### Task input
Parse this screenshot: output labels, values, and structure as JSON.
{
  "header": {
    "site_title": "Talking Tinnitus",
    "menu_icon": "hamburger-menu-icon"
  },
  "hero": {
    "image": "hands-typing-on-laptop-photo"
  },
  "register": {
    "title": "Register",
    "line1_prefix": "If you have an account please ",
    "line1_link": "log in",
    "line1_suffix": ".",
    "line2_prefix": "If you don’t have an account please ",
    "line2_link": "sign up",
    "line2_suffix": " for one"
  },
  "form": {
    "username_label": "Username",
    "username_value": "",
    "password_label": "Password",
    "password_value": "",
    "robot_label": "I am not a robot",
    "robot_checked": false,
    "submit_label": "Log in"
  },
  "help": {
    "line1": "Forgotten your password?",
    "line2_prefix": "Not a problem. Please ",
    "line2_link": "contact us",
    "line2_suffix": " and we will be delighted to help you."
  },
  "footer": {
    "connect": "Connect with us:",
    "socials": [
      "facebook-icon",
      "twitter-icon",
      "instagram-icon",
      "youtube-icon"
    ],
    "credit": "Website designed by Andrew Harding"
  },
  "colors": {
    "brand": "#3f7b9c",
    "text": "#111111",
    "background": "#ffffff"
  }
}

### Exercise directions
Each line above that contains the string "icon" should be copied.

### Answer below
    "menu_icon": "hamburger-menu-icon"
      "facebook-icon",
      "twitter-icon",
      "instagram-icon",
      "youtube-icon"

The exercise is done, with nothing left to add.